Transport Canada plans to issue a Call for Comments due to close on June 21, 2020, requesting industry feedback from interested parties including business leaders, manufacturers, operators, and the general public to provide input into some significant changes to the legislation that governs drones in Canada.  They are considering allowing drones to fly higher than the 400-foot ceiling limit, which will permit them to mix with the manned aviation aircraft.  They are also considering increasing the weight limits upwards, so bigger commercial drones can fly with heavier payloads.  Transport Canada is looking at the existing drone licencing requirements too.  They are pondering a third category of licence for the higher, heavier drones that is closer to criteria to earn a private pilot licence.  As well as for flight Beyond Visual Line of Sight (BVLOS), which would mean leveraging advanced technologies like pilot worn virtual / augmented reality googles and artificial intelligence capabilities to fly these large-scale drones.  Finally, while they call it ‘Remote ID’, my interpretation is that Transport Canada is evaluating a form of transponder for these special category drones.

Canada is a member of the International Civil Aviation Organization.  As a participant, TC can learn from other countries’ experience regulating drones.  Standards developed at ICAO help improve the safety of aircraft in Canada.  Since 2015, TC and the FAA in the United States have collaborated in the area of drones under the Regulatory Cooperation Council (RCC).  RCC participation has helped Canada and the United States harmonize regulations and promote business.

The regulator has a lot of hard work to do to make commercial drones a cohesive part of controlled airspace fabric.  It can be achieved, and it will be done.  Drones are expected to become an important part of the Canadian aviation system at some point in the future.  However, it is a slow journey to make it all safe and without conflict for all stakeholders, including general aviation and more importantly, the public.

————————–MJM ————————–

About the Author:

Michael Martin has more than 35 years of experience in systems design for applications that use broadband networks, optical fibre, wireless, and digital communications technologies.

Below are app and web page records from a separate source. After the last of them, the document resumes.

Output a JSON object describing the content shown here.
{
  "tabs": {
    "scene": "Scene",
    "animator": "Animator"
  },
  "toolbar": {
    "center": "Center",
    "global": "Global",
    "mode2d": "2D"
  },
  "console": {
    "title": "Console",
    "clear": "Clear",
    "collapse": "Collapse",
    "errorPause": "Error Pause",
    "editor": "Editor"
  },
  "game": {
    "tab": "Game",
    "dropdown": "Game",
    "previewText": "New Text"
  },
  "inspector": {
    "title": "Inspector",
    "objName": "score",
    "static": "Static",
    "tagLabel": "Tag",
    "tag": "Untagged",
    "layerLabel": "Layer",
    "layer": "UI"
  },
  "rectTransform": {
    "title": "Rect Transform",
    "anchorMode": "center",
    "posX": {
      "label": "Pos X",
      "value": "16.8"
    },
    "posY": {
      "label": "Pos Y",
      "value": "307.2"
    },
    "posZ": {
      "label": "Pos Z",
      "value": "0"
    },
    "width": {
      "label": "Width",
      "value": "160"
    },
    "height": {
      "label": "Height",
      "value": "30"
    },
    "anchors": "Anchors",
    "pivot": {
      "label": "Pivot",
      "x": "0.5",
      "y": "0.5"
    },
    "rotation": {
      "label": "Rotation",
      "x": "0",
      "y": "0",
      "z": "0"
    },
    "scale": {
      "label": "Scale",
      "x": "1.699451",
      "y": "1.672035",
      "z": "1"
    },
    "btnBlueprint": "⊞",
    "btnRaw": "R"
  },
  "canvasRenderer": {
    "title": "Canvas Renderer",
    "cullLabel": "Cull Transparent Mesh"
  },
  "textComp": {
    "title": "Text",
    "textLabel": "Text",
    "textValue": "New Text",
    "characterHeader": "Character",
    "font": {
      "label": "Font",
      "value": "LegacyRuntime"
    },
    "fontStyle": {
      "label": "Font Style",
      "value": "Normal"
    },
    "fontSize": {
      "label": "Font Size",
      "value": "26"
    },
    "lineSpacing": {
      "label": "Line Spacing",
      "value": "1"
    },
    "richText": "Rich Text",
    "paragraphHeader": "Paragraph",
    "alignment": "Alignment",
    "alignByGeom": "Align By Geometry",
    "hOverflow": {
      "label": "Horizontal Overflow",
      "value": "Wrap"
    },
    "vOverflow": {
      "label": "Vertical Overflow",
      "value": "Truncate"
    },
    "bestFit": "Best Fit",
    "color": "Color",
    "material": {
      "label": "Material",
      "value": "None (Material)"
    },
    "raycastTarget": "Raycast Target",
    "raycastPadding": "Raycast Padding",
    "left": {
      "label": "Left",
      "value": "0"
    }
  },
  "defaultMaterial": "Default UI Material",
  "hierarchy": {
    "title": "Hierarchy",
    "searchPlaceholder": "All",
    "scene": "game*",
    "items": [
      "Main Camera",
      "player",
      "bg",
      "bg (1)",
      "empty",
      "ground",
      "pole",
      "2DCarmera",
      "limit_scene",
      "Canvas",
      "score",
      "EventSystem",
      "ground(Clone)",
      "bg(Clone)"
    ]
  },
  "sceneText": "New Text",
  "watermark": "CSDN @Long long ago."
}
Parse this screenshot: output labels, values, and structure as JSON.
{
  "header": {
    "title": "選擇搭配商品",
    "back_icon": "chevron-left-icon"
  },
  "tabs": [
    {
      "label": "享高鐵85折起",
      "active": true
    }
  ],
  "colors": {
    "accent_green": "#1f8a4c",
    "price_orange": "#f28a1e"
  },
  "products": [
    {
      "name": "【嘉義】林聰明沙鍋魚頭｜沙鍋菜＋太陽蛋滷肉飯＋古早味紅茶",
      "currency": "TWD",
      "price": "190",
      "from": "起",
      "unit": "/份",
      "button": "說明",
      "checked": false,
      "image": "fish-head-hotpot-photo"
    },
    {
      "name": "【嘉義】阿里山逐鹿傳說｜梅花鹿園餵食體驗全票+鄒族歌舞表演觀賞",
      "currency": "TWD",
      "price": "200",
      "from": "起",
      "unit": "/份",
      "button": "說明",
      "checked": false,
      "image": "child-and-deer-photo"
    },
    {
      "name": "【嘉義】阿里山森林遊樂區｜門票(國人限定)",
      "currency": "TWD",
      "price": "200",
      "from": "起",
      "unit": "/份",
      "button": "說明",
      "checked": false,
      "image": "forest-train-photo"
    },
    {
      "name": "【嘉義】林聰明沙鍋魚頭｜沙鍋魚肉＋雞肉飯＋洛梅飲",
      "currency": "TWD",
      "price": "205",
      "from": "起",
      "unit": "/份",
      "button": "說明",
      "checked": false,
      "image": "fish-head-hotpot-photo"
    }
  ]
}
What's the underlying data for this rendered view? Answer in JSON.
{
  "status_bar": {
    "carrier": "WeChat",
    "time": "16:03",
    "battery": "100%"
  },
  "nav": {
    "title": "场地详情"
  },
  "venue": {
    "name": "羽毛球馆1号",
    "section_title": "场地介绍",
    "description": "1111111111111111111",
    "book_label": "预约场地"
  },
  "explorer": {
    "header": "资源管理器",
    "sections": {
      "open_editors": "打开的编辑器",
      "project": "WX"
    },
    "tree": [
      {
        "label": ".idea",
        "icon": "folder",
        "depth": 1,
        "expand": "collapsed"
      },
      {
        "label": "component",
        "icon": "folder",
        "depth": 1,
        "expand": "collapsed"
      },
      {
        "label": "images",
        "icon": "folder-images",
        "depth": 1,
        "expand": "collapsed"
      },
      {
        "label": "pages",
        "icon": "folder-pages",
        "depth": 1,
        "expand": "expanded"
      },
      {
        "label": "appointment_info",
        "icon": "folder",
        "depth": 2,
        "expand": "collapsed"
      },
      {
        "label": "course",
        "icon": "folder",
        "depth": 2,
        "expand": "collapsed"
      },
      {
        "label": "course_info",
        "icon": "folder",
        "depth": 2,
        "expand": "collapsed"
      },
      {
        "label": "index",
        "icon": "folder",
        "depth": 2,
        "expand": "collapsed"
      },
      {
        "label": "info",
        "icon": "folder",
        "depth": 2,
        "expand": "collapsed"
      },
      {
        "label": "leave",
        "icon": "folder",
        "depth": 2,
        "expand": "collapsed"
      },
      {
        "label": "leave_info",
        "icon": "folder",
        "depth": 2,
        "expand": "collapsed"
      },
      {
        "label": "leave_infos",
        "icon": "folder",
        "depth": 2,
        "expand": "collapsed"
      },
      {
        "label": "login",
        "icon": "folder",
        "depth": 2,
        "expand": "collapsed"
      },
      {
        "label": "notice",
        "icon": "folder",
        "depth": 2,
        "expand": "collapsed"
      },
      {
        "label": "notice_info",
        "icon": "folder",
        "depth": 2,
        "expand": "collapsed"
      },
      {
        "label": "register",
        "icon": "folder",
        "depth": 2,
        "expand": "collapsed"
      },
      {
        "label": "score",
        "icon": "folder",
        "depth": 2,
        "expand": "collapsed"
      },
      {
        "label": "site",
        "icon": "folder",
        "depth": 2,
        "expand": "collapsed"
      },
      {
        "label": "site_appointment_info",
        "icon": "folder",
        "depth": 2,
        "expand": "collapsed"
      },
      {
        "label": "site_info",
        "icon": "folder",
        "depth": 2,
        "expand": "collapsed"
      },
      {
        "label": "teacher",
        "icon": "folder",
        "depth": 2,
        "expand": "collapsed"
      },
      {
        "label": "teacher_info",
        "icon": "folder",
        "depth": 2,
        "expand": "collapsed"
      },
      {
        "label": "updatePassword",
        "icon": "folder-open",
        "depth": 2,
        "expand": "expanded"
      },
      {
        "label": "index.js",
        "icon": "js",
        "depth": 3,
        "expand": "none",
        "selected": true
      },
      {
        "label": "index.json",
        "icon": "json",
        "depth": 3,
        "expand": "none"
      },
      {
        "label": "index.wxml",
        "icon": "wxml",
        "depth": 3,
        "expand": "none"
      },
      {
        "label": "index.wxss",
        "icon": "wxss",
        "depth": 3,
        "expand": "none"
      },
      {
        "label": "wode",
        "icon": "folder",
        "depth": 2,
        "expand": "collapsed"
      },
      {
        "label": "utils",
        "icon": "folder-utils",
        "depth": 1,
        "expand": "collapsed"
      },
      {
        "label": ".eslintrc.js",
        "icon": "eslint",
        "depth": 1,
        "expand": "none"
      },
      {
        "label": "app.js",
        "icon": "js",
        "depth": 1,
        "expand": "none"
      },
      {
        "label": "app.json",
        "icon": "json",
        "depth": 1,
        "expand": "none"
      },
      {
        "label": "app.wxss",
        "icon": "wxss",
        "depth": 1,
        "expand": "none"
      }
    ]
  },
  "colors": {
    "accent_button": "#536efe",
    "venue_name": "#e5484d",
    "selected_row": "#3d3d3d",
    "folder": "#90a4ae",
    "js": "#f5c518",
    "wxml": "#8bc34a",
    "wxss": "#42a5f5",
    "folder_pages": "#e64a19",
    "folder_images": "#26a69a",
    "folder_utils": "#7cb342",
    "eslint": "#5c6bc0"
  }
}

He is a business and technology consultant. He offers his services on a contracting basis. Over the past 15 years with IBM, he has worked in the GBS Global Center of Competency for Energy and Utilities and the GTS Global Center of Excellence for Energy and Utilities. He is a founding partner and President of MICAN Communications and before that was President of Comlink Systems Limited and Ensat Broadcast Services, Inc., both divisions of Cygnal Technologies Corporation (CYN: TSX). Martin currently serves on the Board of Directors for TeraGo Inc (TGO: TSX) and previously served on the Board of Directors for Avante Logixx Inc. (XX: TSX.V).  He has served as a Member, SCC ISO-IEC JTC 1/SC-41 – Internet of Things and related technologies, ISO – International Organization for Standardization, and as a member of the NIST SP 500-325 Fog Computing Conceptual Model, National Institute of Standards and Technology. He served on the Board of Governors of the University of Ontario Institute of Technology (UOIT) [now OntarioTech University] and on the Board of Advisers of five different Colleges in Ontario.  For 16 years he served on the Board of the Society of Motion Picture and Television Engineers (SMPTE), Toronto Section.  He holds three master’s degrees, in business (MBA), communication (MA), and education (MEd). As well, he has three undergraduate diplomas and five certifications in business, computer programming, internetworking, project management, media, photography, and communication technology. He has earned 20 badges in next generation MOOC continuous education in IoT, Cloud, AI and Cognitive systems, Blockchain, Agile, Big Data, Design Thinking, Security, and more.